The Austrian Parliament, on Tuesday, approved legislation to ban full-face veil in public places, The New York Times reported.
The new law, to be implemented from October this year, allows authorities to slap a fine of around US$167 to women who do ‘niqab’ in public places including universities, public transportation or courthouses.
According to a state secretary in the office of Chancellor Christian Kern, Muna Duzdar, the move comes as a bid to encourage the integration of immigrants into the Austrian society. The legislation includes mandatory integration courses, German-language lessons and requires asylum seekers to do unpaid work in the time their claims are processed. Migrants who fail to meet the requirements can lose their welfare benefits.
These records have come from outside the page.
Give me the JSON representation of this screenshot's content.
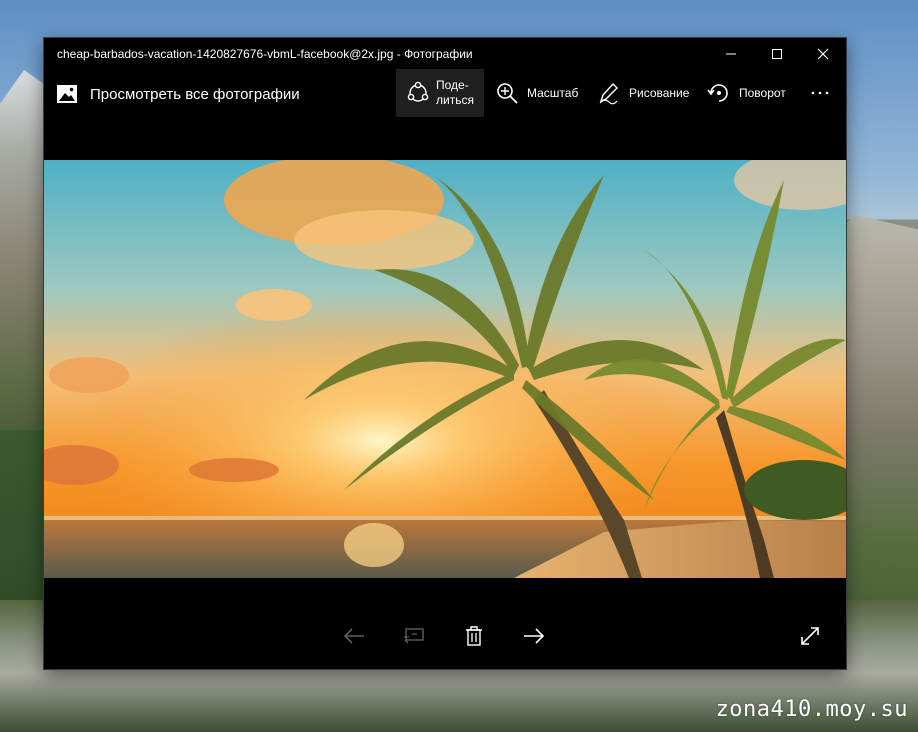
{
  "window": {
    "title": "cheap-barbados-vacation-1420827676-vbmL-facebook@2x.jpg - Фотографии"
  },
  "toolbar": {
    "gallery_label": "Просмотреть все фотографии",
    "share_label_1": "Поде-",
    "share_label_2": "литься",
    "zoom_label": "Масштаб",
    "draw_label": "Рисование",
    "rotate_label": "Поворот"
  },
  "watermark": "zona410.moy.su",
  "colors": {
    "window_bg": "#000000",
    "share_highlight": "#1f1f1f",
    "icon_enabled": "#ffffff",
    "icon_disabled": "#5f5f5f"
  },
  "icons": {
    "gallery": "photos-gallery-icon",
    "share": "share-icon",
    "zoom": "zoom-in-icon",
    "draw": "pen-icon",
    "rotate": "rotate-icon",
    "more": "more-icon",
    "prev": "arrow-left-icon",
    "slideshow": "slideshow-icon",
    "delete": "trash-icon",
    "next": "arrow-right-icon",
    "fullscreen": "fullscreen-icon"
  }
}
The law has raised concerns from all quarters. A member of Austria’s Muslim community termed the new law a breach of privacy and an irresponsible “intervention in religious freedom and the freedom of expression.”
Representing the legal community, Austria Bar Board said the constitutional democracy was tainted by the ban, adding that “the fundamental rights of the freedom of conscience and the freedom of private life.”
In January, the country’s Minister for Foreign Affairs and Integration, Sebastian, had asked for a ban on public servants, including school teachers, from wearing the Islamic headscarf. The debate on the issue had been going on since.
Earlier in March, the 73-year-old President of Austria, Alexander Van der Bellen expressed his views in a talk at a local school. “It is every woman’s right to always dress how she wants, that is my opinion on the matter,” he said.